Overseas investments ride the China roller coaster
But overseas fund investments have been shrinking since hitting a peak of 56.7 trillion won in 2008 and were 16.3 trillion won last year.
But this year, 18.7 trillion won has been invested in overseas funds so far. What’s going on with the overseas fund investment market?
The reason overseas fund investments have so little interest to Korean investors is because of China. Korean overseas funds are heavily concentrated in China. On average, Chinese investments account for 35 percent of the total and in 2012 the figure was 48 percent.
“It’s rare that equity investments in a single country account for so much in an overseas fund, which can invest not only in equities and bonds around the world but also various raw materials,” said Hwang Yoon-ah, a reseacher for financial information provider Zeroin. “Even when considering how China is geographically close and the amount of investment information available, the concentration on China by funds is excessive.”
As a result, investment in overseas funds mirrors interest in the Chinese market. After November 2007, when Hong Kong’s Hang Seng Index rose to its highest point ever, Korean investments in overseas funds grew to their highest level. But when the Chinese market struggled after 2008, interest trailed off.
In 2007, a tax exemption on profits made on Korean stock investments was extended to overseas stocks. As a result, the overseas fund market in Korea, which was worth roughly 9.16 trillion won in 2006, surged to 51.7 trillion won the following year. In 2007, a bullish Chinese market encouraged Korean investors to climb on the bandwagon. On the last day of 2007, the Hong Kong stock market closed at 27,812.65, which was 39.3 percent higher than the end of 2006.

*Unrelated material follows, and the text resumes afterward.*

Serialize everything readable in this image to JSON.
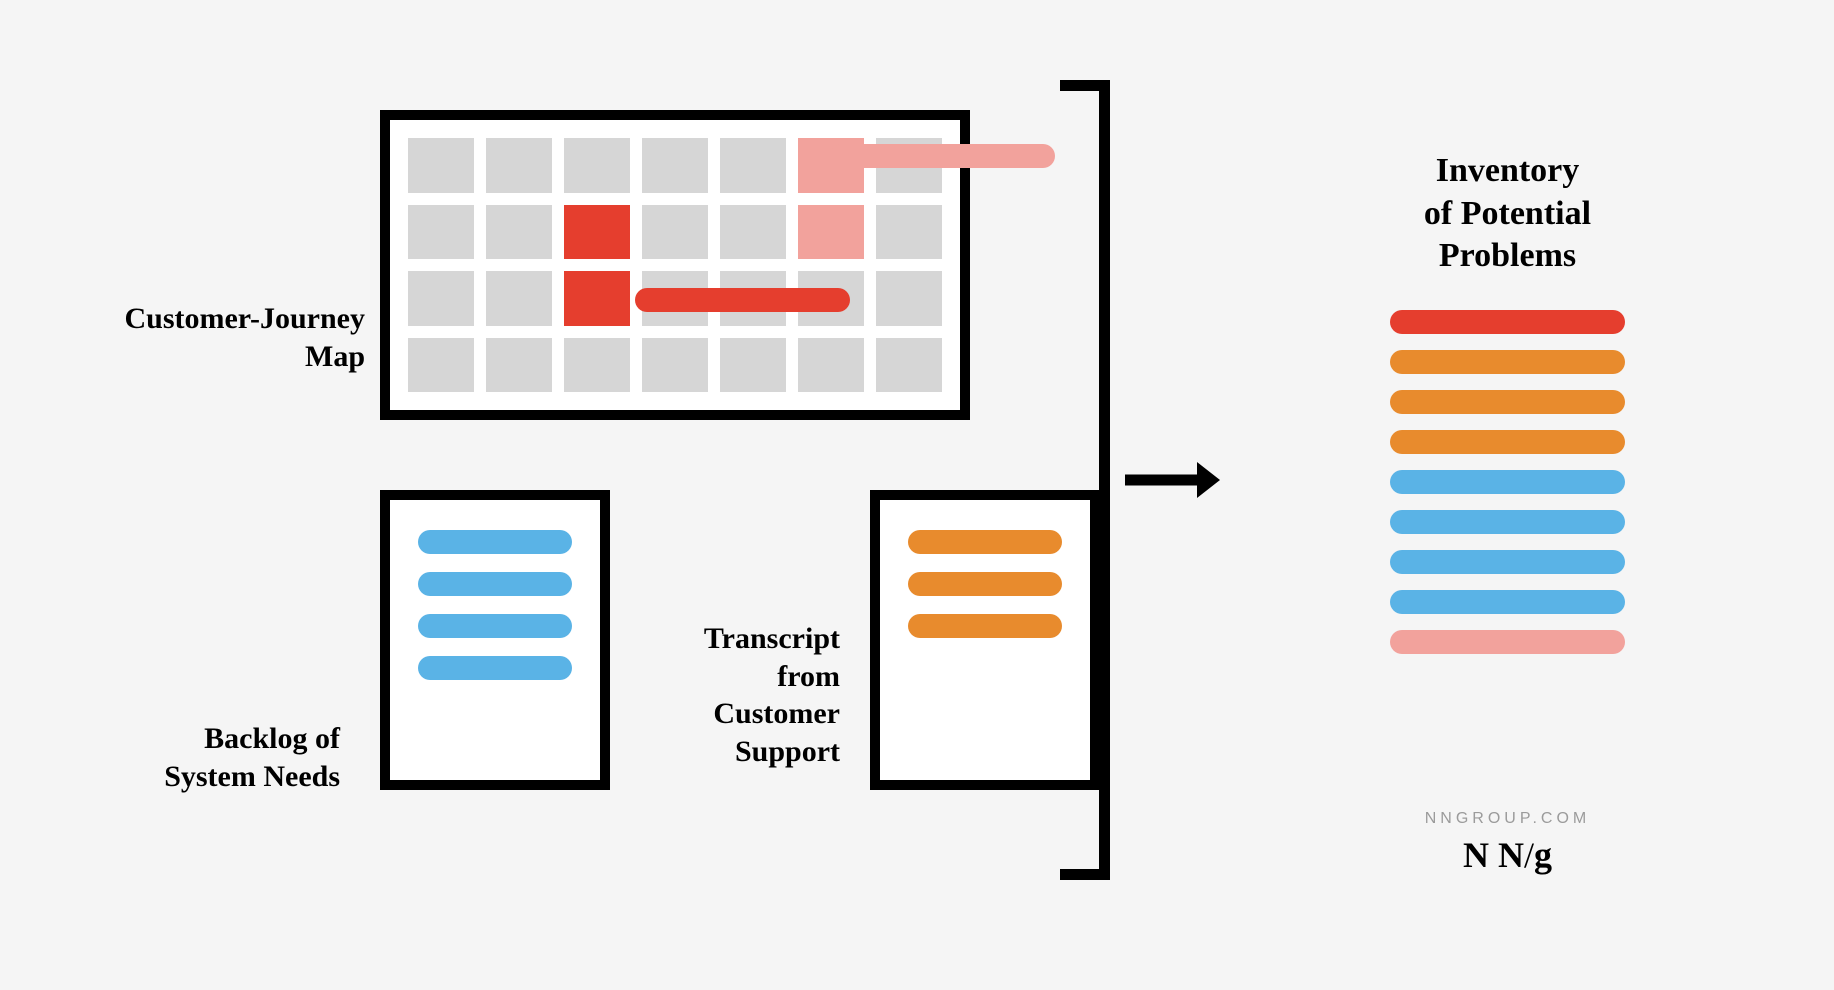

Even when excluding investments in China, the funds are heavily concentrated on emerging markets. Since 2003 investments in emerging markets accounted for 42 percent of overall overseas capital. When adding China to the equation, that ratio surges to 81.2 percent.
“Investments started to flock into overseas funds to make additional profit,” said Cho Sung-man, head of the global management team at Korea Investment Management.
In other words, Korean investors invested in overseas funds with any spare money they had after investing in safer assets such as real estate, bank deposits and bonds. They concentrated on emerging markets offering higher returns.
“When the local overseas’ fund market started to grow in the early and mid 2000s, the BRICs - Brazil, Russia, India and China - showed stronger growth than advanced economies,” said Chang Chun-ha, senior researcher at NH Investment and Securities. “It’s natural for money to be attracted to markets on the rise.”
But after reaching its peak in November 2007, the Hong Kong stock market tumbled. This gave the notion to Koreans that investing in overseas funds was dangerous. The speed with which Chinese fund investments shrank was gradual.
“As the loss that [Korean] investors suffered was so large and at such short notice, they weren’t able to withdraw their investments immediately,” said Cho of Korea Investment Management. “It was only after the Chinese market started to recover and their losses were somewhat recouped that they started to wind down their investments, which caused total investments in Chinese funds to downsize little by little.”
Also, before the global financial meltdown of late 2008, investing in overseas real estate funds was popular. Property prices overseas were surging.
“Korean investors put large parts of their wealth into real estate and for that reason they are less psychologically resistant to real estate funds including REITs (real estate investment trusts),” said Chang of NH Investment and Securities. But the global crisis quickly crushed real estate markets and Koreans fled funds invested in overseas real estate.
Since the global crisis, Korean investors have started to turn their interest to funds investing in bonds. “Bond prices went up when interest rates dropped as the U.S. Fed started quantitative easing,” said Shim Seung-ah, head of the Shinhan Investment Corporation’s fund department. “The reason global bonds were popular is because they had a higher profit return than Korean bonds.”
Investors who wanted a higher return than on funds investing in global bonds turned to global high-yield bond funds. These are funds investing in corporate bonds of advanced economies with a B-level credit rating.
Since 2013, funds investing in advanced economies have grown significantly. Those funds earlier only accounted for 2 to 3 percent of the total funds investing in overseas markets. In 2013, the figure grew to 5 percent and today it has expanded to 13 percent.
“As the advanced economies see a rapid recovery thanks to the aggressive quantitative easing policies, funds investing in advanced economies started to sell here in Korea,” said Suh Jin-hee, marketing executive at Fidelity. “It is the first time in Korea that management companies have profited from selling advanced economies funds.”
“The Insight Fund, which we started in 2007, at first was largely focused on investing in China but today 60 to 70 percent is in the United States,” said Lim Deuk-jin, an executive at Mirae Asset Management.
Among advanced economies, those investing in Europe have gained wide popularity. So far this year, 1.6 trillion won has poured into European funds.
That accounts for 66 percent of the funds investing in advanced economies, including North America and Japan.
BY JUNG SUN-EAN [email@example.com]